CLARKSVILLE, Tenn. — The Gateway to the New South may no longer be the bustling railroad hub it once was, but the city is home to an impressive railroad structure.
The swing bridge over the Cumberland River dates to 1859. Originally built by Irish stone masons, the 678-foot-long bridge is normally more than 50 feet above the river. The structure, which can swing to allow taller ships to pass through, originally served the Louisville & Nashville Railroad.
“This bridge is an important piece of Clarksville’s past and its future,” Tennessee Gov. Phil Bredesen said in a recent news release announcing the state of Tennessee is helping to refurbish the bridge. “I’m pleased we could provide the funds necessary to rehabilitate the bridge and transform it into a beautiful gateway into the city’s historic river district.”

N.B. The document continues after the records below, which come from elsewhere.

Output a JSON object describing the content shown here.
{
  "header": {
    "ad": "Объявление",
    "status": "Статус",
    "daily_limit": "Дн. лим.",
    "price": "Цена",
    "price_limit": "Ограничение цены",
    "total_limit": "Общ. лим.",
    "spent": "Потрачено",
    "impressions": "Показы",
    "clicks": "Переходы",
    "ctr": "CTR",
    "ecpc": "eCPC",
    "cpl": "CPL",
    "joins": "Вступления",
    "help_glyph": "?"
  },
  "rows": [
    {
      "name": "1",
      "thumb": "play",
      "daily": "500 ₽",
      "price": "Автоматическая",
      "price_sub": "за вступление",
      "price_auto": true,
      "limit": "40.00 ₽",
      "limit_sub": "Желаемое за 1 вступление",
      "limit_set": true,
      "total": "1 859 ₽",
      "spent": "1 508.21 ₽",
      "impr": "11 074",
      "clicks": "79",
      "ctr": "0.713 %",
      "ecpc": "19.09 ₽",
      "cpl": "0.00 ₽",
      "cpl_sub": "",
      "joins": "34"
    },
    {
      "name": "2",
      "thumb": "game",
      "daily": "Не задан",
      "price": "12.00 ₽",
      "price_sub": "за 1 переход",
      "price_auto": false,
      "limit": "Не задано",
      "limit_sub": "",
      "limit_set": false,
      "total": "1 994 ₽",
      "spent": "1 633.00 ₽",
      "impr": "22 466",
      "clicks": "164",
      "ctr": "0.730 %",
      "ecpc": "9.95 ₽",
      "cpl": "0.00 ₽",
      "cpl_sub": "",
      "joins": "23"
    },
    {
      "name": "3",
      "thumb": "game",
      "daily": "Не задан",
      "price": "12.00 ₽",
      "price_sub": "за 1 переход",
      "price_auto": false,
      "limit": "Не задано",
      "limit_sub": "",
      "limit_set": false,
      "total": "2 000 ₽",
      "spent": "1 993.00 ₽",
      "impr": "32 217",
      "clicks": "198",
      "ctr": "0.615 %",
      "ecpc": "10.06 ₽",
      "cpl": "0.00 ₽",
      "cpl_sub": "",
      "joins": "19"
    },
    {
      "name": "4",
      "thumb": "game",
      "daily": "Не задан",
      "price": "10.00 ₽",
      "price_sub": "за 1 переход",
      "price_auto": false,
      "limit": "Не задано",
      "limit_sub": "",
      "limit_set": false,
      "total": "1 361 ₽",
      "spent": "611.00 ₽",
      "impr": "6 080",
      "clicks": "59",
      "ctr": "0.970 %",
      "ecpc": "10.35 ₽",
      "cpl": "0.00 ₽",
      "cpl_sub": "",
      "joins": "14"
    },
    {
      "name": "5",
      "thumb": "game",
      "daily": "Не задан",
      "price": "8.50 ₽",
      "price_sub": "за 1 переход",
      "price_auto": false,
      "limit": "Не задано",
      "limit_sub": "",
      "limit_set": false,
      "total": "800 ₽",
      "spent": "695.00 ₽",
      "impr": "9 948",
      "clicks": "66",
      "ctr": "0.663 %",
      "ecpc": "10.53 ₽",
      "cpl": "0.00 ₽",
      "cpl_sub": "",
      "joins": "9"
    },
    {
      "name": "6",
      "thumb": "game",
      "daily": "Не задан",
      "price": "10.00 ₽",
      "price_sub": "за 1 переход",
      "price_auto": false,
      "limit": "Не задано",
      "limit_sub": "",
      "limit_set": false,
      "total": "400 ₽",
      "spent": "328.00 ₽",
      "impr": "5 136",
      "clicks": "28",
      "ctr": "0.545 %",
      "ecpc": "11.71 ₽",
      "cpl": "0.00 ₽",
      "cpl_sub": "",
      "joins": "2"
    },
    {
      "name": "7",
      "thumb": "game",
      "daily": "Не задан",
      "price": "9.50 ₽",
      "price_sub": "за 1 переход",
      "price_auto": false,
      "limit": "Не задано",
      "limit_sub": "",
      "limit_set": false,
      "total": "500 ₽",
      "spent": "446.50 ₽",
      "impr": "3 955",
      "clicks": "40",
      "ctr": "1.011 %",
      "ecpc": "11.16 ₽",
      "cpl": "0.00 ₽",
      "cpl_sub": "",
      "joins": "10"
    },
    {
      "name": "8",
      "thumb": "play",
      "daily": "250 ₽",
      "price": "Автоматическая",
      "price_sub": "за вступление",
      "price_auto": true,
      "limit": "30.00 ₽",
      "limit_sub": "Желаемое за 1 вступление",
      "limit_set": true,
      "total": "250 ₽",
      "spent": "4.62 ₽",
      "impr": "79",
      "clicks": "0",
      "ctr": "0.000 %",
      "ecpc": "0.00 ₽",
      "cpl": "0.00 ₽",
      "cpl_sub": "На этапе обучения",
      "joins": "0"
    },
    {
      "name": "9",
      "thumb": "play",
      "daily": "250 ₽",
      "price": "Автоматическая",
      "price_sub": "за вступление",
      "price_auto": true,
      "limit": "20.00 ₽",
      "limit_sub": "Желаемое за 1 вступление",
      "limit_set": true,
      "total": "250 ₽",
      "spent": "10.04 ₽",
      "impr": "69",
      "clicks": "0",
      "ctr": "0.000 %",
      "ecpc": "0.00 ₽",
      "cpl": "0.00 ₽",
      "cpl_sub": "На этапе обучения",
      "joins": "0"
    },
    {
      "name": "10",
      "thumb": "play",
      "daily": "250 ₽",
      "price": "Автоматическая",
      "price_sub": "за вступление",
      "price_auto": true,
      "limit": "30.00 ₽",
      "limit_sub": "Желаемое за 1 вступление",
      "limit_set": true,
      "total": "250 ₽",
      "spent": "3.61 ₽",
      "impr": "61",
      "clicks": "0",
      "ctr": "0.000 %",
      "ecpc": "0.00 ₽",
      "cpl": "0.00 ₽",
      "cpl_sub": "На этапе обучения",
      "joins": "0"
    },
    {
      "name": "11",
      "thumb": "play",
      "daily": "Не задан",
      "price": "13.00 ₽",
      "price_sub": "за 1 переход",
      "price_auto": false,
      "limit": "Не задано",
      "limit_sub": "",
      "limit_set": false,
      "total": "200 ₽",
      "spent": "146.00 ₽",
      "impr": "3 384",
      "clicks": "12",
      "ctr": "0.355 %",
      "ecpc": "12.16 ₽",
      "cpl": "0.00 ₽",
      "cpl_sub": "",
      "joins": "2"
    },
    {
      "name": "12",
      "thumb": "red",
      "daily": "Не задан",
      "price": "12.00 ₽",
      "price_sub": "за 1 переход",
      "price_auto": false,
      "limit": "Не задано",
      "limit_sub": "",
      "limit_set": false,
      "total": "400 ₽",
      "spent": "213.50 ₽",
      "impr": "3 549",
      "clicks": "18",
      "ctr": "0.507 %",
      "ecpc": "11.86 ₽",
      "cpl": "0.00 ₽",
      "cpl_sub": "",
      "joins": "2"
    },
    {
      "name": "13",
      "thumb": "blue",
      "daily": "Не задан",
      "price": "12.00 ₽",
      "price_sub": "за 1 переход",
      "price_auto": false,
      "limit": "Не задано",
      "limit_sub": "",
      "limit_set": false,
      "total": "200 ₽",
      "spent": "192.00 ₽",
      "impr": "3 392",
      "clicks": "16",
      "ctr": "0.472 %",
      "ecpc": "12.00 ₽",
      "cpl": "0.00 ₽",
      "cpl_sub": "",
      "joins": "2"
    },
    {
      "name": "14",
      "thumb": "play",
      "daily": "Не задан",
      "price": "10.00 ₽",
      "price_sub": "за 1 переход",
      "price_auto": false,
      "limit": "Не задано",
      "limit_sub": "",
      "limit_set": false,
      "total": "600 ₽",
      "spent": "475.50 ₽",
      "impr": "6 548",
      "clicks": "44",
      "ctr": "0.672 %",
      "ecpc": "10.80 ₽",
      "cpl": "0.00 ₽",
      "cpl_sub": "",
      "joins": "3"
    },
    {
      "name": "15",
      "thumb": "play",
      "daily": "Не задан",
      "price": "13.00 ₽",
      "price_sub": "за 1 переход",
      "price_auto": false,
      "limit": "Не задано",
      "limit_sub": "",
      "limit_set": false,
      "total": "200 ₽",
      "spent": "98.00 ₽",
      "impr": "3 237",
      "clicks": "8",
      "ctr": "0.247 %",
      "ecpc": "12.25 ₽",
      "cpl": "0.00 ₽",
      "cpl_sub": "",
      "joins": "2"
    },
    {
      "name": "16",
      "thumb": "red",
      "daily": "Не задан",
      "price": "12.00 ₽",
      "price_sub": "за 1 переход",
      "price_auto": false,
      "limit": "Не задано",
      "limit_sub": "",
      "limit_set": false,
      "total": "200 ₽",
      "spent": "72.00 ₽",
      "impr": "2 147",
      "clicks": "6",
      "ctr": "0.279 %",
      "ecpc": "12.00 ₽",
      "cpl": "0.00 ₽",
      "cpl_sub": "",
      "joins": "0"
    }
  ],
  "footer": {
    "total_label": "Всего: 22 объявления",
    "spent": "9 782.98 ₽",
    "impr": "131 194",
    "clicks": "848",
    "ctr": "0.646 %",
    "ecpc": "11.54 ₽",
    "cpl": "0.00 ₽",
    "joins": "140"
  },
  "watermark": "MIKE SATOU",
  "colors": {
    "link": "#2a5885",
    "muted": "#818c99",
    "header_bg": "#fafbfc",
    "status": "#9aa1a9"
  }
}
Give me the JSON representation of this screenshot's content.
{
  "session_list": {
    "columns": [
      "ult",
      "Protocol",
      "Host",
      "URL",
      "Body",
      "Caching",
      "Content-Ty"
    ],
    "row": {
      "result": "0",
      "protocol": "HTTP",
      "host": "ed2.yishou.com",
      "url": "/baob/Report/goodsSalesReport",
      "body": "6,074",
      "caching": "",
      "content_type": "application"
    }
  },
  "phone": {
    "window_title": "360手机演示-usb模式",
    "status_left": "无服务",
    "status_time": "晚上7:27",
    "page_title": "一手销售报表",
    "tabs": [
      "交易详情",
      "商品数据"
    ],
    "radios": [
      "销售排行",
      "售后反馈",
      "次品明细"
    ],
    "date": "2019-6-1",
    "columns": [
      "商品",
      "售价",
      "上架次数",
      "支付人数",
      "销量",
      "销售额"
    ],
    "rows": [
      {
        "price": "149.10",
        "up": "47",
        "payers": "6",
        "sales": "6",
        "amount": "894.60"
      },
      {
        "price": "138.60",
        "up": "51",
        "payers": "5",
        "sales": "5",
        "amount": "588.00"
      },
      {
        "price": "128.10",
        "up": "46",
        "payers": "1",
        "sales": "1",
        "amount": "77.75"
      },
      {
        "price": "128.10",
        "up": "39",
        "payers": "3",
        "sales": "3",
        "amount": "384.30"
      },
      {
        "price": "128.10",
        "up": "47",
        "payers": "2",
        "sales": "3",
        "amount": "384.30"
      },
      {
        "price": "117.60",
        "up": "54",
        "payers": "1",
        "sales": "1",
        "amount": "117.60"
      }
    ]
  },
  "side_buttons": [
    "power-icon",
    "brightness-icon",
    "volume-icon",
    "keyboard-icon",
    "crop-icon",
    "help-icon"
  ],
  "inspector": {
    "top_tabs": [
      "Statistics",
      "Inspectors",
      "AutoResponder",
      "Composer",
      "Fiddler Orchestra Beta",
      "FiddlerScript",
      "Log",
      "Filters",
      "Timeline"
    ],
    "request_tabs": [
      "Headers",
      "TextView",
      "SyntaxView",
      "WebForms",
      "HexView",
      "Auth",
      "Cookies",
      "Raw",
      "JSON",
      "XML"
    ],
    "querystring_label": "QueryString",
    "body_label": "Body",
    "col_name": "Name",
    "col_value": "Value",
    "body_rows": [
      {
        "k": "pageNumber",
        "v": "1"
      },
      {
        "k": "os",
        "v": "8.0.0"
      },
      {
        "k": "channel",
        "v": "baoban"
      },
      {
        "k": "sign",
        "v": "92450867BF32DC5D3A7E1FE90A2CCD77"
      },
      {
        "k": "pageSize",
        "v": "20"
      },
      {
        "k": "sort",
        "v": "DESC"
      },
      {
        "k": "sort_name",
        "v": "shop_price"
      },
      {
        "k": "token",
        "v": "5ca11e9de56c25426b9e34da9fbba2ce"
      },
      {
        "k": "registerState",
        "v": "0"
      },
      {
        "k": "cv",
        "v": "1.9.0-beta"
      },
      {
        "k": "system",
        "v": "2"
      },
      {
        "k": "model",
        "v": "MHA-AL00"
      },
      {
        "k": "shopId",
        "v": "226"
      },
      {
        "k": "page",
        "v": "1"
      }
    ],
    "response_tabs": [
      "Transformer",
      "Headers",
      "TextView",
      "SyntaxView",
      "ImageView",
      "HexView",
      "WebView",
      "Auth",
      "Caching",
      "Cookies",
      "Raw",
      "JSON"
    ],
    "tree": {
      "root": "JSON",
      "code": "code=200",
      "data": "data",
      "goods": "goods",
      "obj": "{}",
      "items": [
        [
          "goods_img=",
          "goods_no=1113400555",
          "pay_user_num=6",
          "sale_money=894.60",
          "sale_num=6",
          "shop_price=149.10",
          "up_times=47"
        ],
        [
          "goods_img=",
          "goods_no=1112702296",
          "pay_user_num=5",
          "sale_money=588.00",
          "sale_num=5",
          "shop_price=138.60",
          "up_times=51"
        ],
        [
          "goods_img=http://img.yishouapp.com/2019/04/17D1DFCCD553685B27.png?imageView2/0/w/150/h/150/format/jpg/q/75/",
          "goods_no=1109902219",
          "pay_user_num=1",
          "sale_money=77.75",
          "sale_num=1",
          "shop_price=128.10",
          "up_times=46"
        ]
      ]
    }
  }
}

The $945,926 from the state will help improve the bridge’s structural integrity and safety. The project will also help with “economic development and urban renewal efforts,” officials said.
“This bridge is so unique and rich with history,” state Rep. Phillip Johnson said in a news release.
The bridge was the scene of an “Appalling Catastrophe,” as newspapers couched it.
In September 1906, a northbound Louisville & Nashville Railroad passenger train – No. 102 – steamed toward the swing bridge, which was open, waiting for a steamboat to pass through on its way to Paducah, Ky. The engineer, apparently unaware that he was supposed to stop, steamed toward the looming catastrophe.
The train’s locomotive, its tender, a mail car and a baggage car plunged into the Cumberland River; the train’s passenger coaches, however, remained on the trestle with passengers inside.
Two crew members died in the crash.